Controller monitor built for Infinity Ward game testing

Here’s something done several months ago but just now showing up on the site – a response time test controller built for use by Infinity Ward for a new game they are working on.


Includes world’s most colorful ribbon cable!

The idea behind this project was to build a system which shows the pressing of the buttons in a very obvious manner, in this case LED’s. The controller wiring is piggy-backed, and an extension port added to the bottom of it. This then connects to the main lightboard, indicating exactly when buttons are pushed.

The intent is that this is filmed for testing purposes to help identify the gap between when users are pressing buttons and when onscreen actions actually occur.

If you think something like this might be of use to your company, or have a similar idea, why not drop me a line?

For making-of info, sample videos and pics of the unit being tested, check out the rest of the story below. To read the original article that inspired the customer to have me create this, click here.

Back of the display board. There’s not a whole lot to it, so it’s quite thin.

Close-up of the driver circuit. Newer Xbox 360 controllers use a simple active-low button scheme, and in this mod these signals are all sent to a pair of octal buffer/drivers (the 2 IC’s seen in the pic). The drivers send a “copy” of the input data to their output lines, ie, if pin 2 is LOW, corresponding output pin 18 is LOW and can trigger an LED.

This allows an isolation from the Xbox 360 controller functions themselves, probably a bit over-engineered but the IC’s are cheap enough so who cares? The lightboard itself is powered by the controller’s 3.3 volt accessory line (where the chat pad hooks up) so it powers on when the controller does.

The lightboard itself is just a piece of laser-cut acrylic with a graphic slapped over it. It is 200% the size of a normal controller, allowing for easy videotaping. The LED’s on the 4 main buttons are the same color as the buttons themselves, just to make things a little more obvious. (The rest of the LED’s are red because that’s the cheapest color :)

Kind of like an old air traffic control board, in a way.

Action Videos!

Testing digital button outputs.

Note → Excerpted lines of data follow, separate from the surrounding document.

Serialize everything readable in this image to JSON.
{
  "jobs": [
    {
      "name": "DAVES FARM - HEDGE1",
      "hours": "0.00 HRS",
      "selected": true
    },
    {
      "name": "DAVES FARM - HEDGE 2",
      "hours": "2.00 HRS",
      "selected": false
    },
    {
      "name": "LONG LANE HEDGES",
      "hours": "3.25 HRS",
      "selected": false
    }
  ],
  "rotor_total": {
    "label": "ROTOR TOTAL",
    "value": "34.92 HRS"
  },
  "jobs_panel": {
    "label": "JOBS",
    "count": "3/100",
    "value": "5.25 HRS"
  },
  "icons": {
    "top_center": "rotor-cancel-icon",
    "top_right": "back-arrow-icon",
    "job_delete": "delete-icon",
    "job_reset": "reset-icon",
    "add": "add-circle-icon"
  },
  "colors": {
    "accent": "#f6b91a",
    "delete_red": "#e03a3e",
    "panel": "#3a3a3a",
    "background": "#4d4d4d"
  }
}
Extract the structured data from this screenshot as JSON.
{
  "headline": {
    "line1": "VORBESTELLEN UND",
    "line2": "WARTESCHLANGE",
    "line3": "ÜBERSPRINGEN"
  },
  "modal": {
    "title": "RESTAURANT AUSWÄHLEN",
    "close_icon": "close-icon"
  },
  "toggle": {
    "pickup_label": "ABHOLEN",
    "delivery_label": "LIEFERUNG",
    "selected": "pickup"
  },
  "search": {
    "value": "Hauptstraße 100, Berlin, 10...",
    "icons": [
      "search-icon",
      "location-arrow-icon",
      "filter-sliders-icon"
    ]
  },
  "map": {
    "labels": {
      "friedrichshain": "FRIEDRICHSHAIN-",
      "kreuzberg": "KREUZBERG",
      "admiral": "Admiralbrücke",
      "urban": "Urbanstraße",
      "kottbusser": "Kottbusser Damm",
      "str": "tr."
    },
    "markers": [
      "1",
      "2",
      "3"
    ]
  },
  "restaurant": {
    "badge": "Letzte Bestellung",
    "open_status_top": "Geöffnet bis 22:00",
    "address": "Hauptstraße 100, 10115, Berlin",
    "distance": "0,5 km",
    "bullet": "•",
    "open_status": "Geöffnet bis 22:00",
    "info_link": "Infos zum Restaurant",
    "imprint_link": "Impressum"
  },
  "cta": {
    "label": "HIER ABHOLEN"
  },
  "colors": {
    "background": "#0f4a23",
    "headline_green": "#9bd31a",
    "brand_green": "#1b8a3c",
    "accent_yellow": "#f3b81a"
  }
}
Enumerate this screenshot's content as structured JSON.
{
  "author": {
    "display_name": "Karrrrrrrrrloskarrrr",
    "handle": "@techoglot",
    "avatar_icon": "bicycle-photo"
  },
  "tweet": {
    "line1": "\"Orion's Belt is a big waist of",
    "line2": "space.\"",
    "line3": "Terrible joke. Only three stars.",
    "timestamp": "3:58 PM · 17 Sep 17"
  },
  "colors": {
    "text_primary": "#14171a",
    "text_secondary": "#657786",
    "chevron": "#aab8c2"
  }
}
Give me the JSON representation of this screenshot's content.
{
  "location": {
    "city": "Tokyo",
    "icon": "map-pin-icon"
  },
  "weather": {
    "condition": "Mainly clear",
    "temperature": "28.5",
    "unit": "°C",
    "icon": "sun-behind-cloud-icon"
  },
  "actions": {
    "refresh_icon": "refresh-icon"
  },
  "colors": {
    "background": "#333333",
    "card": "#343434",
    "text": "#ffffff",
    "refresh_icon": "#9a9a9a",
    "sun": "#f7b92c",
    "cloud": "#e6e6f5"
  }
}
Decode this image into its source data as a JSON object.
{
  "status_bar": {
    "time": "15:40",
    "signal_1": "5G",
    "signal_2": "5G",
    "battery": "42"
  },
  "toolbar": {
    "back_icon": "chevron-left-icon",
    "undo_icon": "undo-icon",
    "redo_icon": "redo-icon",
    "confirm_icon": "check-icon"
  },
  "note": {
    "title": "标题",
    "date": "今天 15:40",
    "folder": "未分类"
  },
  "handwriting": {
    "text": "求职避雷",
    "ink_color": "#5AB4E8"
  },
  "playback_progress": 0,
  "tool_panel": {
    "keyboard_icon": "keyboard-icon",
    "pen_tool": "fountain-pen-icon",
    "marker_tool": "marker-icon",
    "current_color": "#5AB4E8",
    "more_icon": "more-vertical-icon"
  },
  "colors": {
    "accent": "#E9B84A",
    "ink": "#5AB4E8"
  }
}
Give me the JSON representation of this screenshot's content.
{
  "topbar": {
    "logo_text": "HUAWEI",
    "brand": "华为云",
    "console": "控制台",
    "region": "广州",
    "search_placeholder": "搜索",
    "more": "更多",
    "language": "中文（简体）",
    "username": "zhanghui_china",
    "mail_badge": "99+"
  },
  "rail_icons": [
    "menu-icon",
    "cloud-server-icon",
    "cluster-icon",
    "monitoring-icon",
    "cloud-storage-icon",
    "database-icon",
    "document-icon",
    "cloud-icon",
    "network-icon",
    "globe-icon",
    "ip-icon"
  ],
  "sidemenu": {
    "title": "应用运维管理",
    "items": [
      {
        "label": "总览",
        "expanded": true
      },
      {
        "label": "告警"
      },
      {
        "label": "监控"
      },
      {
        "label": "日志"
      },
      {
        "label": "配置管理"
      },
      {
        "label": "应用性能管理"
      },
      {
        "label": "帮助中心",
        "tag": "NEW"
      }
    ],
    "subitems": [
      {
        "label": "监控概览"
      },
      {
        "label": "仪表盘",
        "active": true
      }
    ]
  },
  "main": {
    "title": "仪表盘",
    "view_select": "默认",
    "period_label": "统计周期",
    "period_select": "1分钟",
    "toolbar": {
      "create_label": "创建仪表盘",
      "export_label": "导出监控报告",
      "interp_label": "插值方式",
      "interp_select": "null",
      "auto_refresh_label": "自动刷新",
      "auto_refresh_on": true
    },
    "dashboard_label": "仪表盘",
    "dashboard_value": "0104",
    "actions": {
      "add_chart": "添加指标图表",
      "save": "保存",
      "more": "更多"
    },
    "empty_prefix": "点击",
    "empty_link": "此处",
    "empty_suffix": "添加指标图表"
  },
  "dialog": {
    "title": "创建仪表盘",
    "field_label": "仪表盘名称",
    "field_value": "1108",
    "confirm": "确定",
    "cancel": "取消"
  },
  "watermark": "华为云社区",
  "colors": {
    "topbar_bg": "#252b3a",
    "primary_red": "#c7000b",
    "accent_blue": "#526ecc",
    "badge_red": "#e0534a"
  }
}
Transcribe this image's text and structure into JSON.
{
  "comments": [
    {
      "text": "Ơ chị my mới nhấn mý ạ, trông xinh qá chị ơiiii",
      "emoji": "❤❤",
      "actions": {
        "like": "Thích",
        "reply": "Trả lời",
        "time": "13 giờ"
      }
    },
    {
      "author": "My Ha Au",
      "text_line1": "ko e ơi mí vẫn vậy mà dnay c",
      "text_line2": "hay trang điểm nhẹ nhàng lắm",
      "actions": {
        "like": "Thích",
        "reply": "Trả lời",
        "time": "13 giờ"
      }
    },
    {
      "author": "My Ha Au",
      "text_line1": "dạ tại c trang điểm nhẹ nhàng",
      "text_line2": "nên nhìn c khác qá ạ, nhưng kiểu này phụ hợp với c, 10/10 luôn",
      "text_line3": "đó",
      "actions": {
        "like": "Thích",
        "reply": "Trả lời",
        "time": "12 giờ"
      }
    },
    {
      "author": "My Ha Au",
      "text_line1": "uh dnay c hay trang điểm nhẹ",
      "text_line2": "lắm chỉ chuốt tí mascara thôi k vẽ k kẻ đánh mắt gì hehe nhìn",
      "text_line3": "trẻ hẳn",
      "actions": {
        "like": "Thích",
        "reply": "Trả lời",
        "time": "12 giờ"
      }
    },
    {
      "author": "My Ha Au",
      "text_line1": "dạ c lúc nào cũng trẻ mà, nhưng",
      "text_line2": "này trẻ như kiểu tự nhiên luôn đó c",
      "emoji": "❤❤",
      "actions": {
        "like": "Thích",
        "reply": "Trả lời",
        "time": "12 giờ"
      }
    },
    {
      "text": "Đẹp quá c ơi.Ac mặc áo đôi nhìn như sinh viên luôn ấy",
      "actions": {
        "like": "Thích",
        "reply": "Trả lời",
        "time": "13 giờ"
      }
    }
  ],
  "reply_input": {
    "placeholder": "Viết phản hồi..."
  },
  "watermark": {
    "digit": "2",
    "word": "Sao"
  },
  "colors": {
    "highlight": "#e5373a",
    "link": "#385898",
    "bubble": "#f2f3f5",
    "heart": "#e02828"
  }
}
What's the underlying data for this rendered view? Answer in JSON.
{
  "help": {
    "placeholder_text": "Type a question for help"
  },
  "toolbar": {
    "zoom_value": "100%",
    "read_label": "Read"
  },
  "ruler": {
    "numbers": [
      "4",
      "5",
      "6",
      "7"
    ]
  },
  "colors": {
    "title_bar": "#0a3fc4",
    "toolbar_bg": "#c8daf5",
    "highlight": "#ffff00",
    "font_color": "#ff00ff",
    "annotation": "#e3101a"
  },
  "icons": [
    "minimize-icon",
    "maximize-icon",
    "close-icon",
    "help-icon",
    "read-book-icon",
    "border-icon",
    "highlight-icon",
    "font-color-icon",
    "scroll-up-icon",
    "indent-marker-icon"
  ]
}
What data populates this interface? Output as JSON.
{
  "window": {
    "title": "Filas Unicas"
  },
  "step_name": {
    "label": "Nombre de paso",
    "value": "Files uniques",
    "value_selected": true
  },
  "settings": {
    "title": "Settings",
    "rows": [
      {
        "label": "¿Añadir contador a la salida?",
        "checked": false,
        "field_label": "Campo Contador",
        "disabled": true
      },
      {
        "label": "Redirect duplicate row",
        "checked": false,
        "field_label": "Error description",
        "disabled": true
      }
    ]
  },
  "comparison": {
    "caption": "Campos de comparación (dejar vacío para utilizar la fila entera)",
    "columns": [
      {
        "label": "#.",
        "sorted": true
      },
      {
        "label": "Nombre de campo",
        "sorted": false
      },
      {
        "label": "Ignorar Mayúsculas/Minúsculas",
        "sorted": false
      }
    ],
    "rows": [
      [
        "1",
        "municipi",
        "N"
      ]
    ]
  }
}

This was quite simple… again had I used an older Xbox 360 controller it would be a different story.

Testing analog shoulder button bar graph. This was a little trickier… I ended up making a resistor ladder to convert the analog signal to a digital (progressive) LED layout. Using potentiometers (as the resistors) allowed me to dial in on the correct settings, and also adjust it so it wouldn’t interfere with the data going back to the Xbox.

Testing controller with Grand Theft Auto 4, which was the hotness at the time of construction. That plant in the background has since died, unfortunately. Apparently the TV didn’t provide it enough light or something…

Comments

  1. Awesome piece of work.

    Infinity Ward’s controls for COD4 are so responsive and tight. I assumed they were sharply aware of the interaction between the user’s hands/mind and their code, but your commissioned controller is the evidence of what makes them so great.

    On the other hand, I was talking to a friend about how shitty the Force Unleashed-Star Destroy battle was. My friend said he passed that level with ease once he released that the quicktime event’s onscreen instructions were basically wrong. Not only would your 360 controller would be perfect to demonstrate the “right” way to solve that level, but if your controller was available to those guys at that time maybe they wouldn’t have released such a broken level.

  2. I remember seeing a drawing of this around greeleys back in the summer months, finally know what it is!

  3. I was impressed by Infinity Ward going the extra mile and ordering one of these.

    I actually used to visit a computer shop 20 or so years ago and the guy in there had made on of these to test if joysticks worked. His was much more primitive and was not used for resonse times, it was there to see if a fault lay with the computer or the controller. at the time I thought the guy must be a genius. So thanks for bringing back some terrific memories of saturday afternoons spent in that shop.

  4. Any pictures of where you made the connections inside the controller? I’m doing a controller hack that needs to hijack the button outputs in a similar way. I’m using the active low button style controller too but there doesn’t seem to be any good locations to hijack the buttons short of soldering directly to the main IC or scratching the protective coating off of a trace…

  5. Twisted, I’m not sure if I have any. I think I scraped the lines and intercepted the signals just outside of the rubber domes (so they wouldn’t be affected)

    It isn’t the easiest soldering in the world, to be sure. But doable.

    -Ben

  6. Well I chose to use a space time contiuom device that denotes each magnetic pull in which a button uses. I promulgated the equalateral triangle flangee and added some volt meter devices to decipher its input. I found that by sticking my finger up my ass I became aroused.